Welcome to part two in our news series about emotional eating.
You read last week’s article and took an honest look at yourself and decided that this emotional eating thing rings true for you. Maybe you answered yes to a few or many of the questions I posed at the end of the article. So what can you do about it?
First of all, let’s see if you can identify your reasons or your triggers for emotional eating. Whenever you are eating outside of a regular meal time or are eating something other than a regular meal, can you ask yourself “is this fuel or support?”
What am I feeling right now that leads me to want to eat? I have really found that keeping a food journal helps in this process. So write down what you ate, how you felt before you ate it, while eating it and after you ate it. Have a column that asks “was it fuel or support” and answer honestly. Any item that you answered “support” for needs a plan to do something differently.
Some other techniques you can try are:
Change your self-talk – our words are very powerful, so speak words of control, calm and empowerment. As a matter of fact, find some positive motivating clips on YouTube to keep you positive until it becomes second nature. Just search for positive self-talk and you will be amazed at what comes up.
Meditate – this will help to manage your stress levels. Not sure how to do this? Visit www.fragrantheart.com or another free resource with guided meditations. Commit to just 20 minutes a day, whether you feel you need it or not.
Swap out – come up with some creative ways to replace the eating with another activity that makes you feel good. When a craving hits, it can leave you in just 3 minutes. So have a cup of herbal tea, go for a walk, do some sit-ups or push-ups.
Nourish, do not deprive – Are you getting enough nutrients in your day? Assess what you are eating by reviewing your journal, you may find that you are depriving yourself of some key nutrients

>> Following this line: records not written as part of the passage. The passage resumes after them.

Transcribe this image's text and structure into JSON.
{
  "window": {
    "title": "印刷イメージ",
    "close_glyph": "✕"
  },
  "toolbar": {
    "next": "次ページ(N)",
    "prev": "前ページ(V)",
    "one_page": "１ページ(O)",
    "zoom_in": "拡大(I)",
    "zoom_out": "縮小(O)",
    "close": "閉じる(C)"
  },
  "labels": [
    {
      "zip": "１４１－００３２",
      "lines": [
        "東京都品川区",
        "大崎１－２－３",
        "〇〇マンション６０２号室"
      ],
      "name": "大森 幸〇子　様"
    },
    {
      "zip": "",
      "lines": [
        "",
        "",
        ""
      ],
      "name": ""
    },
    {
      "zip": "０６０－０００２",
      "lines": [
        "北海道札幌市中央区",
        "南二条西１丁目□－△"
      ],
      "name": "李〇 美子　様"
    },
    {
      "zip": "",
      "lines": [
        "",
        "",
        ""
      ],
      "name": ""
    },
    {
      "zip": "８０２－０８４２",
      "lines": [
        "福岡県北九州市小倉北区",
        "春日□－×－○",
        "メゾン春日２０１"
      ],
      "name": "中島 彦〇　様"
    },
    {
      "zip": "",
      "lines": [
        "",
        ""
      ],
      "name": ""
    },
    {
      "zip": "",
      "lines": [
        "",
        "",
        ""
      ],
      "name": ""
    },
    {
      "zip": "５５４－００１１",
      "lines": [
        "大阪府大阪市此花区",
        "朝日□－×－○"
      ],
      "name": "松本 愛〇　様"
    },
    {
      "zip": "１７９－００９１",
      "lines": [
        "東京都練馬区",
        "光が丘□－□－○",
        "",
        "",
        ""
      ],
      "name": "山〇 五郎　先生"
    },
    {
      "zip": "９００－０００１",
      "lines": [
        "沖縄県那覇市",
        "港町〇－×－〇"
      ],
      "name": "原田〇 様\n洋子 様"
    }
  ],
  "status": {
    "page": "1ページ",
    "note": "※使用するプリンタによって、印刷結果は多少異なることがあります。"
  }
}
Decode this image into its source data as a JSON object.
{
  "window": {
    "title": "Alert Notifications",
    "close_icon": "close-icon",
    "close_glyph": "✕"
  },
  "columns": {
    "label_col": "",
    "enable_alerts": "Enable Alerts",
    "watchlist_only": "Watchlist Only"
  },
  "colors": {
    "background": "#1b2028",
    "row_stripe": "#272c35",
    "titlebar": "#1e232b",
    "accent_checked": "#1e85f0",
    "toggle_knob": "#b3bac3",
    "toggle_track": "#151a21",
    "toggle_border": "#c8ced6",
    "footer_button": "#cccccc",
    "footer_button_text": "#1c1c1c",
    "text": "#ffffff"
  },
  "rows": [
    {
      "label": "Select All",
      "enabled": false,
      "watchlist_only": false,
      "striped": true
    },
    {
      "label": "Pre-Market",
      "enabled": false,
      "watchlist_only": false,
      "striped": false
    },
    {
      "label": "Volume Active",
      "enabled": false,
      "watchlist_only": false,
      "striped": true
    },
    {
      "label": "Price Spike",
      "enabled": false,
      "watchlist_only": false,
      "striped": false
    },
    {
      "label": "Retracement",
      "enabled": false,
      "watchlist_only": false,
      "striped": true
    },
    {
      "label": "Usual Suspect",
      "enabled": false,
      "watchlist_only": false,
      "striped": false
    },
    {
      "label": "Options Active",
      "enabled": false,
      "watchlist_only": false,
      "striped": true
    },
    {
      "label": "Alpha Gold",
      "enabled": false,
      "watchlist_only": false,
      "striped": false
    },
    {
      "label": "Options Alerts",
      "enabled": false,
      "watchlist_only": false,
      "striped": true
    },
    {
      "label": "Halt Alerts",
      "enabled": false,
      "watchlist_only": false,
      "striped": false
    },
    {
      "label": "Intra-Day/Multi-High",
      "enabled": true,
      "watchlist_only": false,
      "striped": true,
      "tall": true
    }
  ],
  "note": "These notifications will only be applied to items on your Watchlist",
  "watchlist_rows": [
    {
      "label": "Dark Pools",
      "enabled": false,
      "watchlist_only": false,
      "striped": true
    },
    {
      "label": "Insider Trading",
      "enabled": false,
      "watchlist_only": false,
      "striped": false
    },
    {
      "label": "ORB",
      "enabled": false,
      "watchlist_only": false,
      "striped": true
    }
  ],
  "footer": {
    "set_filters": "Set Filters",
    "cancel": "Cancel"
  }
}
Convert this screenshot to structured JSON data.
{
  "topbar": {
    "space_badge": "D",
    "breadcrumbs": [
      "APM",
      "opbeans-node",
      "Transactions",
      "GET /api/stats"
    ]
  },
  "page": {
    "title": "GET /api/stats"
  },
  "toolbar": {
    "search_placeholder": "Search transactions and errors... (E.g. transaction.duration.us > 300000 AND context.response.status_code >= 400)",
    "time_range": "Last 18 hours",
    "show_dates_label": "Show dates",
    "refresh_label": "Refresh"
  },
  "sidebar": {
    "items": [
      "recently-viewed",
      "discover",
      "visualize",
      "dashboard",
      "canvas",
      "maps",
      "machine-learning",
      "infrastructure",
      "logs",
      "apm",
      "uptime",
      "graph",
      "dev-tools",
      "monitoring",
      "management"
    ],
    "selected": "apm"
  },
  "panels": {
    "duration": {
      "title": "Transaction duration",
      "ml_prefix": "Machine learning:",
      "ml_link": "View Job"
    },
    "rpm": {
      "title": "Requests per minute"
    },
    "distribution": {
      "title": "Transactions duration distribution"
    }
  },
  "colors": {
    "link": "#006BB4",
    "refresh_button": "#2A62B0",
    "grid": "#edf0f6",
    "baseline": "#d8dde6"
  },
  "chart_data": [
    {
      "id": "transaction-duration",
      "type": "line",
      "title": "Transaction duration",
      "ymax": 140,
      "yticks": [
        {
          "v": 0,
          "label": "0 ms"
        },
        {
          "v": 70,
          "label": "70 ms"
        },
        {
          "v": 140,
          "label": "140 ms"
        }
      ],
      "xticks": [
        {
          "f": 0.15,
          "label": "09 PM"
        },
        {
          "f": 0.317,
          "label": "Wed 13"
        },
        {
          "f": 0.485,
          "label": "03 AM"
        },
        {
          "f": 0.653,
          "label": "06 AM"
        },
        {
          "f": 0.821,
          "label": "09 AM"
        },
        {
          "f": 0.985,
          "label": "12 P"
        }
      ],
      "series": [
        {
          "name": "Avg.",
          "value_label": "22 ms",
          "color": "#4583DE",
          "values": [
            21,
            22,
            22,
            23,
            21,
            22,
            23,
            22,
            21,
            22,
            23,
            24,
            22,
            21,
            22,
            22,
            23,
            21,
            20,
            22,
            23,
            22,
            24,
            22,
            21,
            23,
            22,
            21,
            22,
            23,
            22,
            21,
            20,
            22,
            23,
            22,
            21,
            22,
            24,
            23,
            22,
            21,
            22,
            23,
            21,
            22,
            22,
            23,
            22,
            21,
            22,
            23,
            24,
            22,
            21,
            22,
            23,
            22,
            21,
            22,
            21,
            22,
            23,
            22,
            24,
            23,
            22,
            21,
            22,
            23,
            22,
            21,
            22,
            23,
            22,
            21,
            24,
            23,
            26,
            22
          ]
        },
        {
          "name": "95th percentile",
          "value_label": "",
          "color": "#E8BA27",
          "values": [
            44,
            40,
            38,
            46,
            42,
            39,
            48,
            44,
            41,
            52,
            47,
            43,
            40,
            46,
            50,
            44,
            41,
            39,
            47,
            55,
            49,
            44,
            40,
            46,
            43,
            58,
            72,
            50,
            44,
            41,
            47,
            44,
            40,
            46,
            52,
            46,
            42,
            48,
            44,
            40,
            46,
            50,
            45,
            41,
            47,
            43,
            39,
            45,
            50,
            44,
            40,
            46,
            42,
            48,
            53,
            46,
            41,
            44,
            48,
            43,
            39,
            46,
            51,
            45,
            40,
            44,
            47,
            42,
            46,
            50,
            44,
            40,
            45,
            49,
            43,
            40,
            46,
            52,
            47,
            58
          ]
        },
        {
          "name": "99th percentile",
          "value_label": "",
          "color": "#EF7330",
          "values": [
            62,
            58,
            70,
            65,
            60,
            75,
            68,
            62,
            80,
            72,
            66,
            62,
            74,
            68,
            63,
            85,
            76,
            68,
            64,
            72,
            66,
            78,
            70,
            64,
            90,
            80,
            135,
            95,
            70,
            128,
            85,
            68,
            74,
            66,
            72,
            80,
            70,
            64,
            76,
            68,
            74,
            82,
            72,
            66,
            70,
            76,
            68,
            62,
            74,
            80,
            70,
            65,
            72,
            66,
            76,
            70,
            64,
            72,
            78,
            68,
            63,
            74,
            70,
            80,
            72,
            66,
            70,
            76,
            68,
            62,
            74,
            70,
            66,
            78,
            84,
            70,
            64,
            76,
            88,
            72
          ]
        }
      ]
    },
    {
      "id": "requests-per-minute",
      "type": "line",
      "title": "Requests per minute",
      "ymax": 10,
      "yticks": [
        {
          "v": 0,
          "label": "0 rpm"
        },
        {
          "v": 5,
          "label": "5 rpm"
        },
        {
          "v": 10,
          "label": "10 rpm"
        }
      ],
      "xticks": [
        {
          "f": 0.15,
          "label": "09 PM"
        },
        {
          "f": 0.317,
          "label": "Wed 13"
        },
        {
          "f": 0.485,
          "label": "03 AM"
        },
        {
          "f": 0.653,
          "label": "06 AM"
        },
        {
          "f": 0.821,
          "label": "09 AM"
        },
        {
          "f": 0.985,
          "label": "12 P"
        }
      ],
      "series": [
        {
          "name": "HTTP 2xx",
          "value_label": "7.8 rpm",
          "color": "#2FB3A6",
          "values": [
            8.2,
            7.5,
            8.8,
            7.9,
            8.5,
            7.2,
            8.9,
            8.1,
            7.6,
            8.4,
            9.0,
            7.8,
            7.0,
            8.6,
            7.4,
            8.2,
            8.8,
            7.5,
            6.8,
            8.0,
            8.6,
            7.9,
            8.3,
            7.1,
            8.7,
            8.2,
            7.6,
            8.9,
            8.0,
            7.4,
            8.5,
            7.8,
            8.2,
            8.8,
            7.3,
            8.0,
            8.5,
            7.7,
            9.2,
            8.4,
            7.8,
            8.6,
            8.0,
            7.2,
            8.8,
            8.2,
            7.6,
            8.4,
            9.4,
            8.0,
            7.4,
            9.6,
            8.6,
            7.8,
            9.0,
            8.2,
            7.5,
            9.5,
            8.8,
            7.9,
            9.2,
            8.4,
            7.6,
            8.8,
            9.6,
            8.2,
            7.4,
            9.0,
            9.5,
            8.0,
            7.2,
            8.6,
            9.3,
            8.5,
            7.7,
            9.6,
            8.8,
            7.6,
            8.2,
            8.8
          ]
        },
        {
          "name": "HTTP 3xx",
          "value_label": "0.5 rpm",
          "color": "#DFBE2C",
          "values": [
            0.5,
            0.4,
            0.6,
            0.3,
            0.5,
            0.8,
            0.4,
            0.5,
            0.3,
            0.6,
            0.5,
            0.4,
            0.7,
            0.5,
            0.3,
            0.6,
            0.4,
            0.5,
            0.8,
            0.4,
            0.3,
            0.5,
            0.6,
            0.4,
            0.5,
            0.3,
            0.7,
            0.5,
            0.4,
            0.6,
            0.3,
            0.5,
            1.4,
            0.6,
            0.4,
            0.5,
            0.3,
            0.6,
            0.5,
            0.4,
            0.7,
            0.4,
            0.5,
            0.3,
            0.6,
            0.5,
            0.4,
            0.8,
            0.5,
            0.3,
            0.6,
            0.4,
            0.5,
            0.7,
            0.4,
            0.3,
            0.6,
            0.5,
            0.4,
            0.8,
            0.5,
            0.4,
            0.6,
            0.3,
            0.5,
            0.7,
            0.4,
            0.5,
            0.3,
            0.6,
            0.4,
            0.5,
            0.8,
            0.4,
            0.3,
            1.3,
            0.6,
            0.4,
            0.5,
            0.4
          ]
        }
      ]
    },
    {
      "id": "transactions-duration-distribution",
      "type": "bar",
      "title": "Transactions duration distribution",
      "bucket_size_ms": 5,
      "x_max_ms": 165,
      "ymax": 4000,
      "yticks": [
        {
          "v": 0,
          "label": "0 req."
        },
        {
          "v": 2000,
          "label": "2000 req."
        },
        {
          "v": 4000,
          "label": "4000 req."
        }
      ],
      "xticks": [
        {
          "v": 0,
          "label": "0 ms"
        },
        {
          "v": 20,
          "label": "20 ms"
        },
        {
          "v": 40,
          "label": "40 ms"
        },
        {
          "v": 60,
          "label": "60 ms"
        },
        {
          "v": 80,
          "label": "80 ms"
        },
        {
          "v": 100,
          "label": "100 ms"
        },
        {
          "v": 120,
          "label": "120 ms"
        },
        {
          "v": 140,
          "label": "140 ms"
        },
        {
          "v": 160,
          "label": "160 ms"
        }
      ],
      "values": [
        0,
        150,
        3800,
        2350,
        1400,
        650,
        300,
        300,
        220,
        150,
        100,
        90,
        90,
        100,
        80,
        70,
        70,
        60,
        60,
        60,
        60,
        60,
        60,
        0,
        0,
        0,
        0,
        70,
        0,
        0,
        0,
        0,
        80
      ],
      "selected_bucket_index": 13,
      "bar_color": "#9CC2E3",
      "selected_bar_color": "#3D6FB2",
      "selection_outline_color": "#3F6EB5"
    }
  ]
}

Banish the guilt - You may slip, it’s human nature. Try not to slip daily but when you do, don’t beat yourself up over it. Examine what went wrong, and set a plan to make it less likely to happen again.